1st feature out of Iraq since the war, from the director of A Time for Drunken Horses
We are in Iraq, on the brink of the American invasion. To be specific, we are in the Kurdish enclaves of northern Iraq, in the makeshift villages and refugee camps. Nobody seems to be in charge here—nobody, at any rate, from the adult population.
Kak's (Soran Ebrahim) friends and dependents call him Satellite, because what they desire most is not food or shelter but news, and among Satellite’s gifts is a capacity to haggle in the markets, then come home dragging a satellite dish. The movie revolves around a curious historical anomaly: looking forward to war.
Unlikely objects and daunting juxtapositions pepper the landscape of the picture, starting with the throng of youngsters patiently working their way up a grassy hillside. They carry baskets on their backs, and you find yourself craning to see what’s inside: the children are harvesting land mines, which, if unexploded, will fetch a fair price.
The heroine, or leading victim, of “Turtles Can Fly” is Agrin (Avaz Latif), who is fifteen. She has one brother who has stumps for arms, and another who is blind. The problem is that, as we discover, the second of these is not a brother at all but Agrin’s son, born of a rape by Iraqi soldiers. The image of the blind boy reaching for a necklace strung with bullets, or howling into a stack of empty shell casings may leave some viewers almost unable to cope. Turtles Can Fly hits and hurts the eyes (the rainy days are lousy enough, but the skies of royal blue, above such grief, feel especially insulting). (A. Lane, The New Yorker)
Turtles Can Fly

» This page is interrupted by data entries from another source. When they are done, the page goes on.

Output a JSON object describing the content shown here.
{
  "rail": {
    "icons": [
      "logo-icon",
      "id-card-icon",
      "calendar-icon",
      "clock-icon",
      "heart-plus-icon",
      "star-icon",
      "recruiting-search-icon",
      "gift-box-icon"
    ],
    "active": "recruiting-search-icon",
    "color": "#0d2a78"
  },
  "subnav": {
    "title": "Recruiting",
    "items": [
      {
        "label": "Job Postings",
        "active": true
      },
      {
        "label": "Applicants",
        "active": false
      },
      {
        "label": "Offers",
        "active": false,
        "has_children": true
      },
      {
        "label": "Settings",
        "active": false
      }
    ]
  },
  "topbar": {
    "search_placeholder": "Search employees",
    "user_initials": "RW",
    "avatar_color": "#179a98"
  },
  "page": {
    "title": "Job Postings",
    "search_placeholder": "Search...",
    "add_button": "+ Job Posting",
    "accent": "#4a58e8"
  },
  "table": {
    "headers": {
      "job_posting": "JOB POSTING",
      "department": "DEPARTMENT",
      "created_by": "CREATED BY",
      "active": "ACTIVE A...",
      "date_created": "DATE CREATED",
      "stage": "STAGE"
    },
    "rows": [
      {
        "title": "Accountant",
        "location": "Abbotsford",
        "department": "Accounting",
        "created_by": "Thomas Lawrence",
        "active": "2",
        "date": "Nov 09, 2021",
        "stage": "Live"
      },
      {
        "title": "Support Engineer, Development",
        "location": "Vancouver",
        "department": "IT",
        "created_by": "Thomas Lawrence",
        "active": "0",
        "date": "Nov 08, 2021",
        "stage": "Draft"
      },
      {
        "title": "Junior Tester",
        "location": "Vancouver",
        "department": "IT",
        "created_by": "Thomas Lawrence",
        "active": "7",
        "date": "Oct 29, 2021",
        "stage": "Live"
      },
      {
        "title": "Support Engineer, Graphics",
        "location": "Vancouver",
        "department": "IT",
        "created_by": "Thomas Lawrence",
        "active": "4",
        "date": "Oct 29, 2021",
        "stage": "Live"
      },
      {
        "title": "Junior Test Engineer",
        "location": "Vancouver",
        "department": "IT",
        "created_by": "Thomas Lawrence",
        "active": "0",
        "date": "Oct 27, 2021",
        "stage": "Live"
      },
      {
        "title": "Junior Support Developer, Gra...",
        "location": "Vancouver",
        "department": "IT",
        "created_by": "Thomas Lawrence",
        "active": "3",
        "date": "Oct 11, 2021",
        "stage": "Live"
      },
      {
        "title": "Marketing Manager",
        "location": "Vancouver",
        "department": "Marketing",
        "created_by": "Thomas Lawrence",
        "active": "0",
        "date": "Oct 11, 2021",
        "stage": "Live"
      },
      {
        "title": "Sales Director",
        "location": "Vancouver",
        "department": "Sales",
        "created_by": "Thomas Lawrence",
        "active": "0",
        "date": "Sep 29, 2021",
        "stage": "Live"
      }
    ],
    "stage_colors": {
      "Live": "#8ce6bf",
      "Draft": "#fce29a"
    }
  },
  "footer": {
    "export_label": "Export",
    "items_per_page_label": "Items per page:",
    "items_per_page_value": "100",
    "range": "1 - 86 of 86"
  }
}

Thu & Fri September 22 & 23, 2005, 7:00 & 9:00, Muenzinger Auditorium
98min, Iran, 2004, in Kurdish w/English subtitles, PG-13 - Color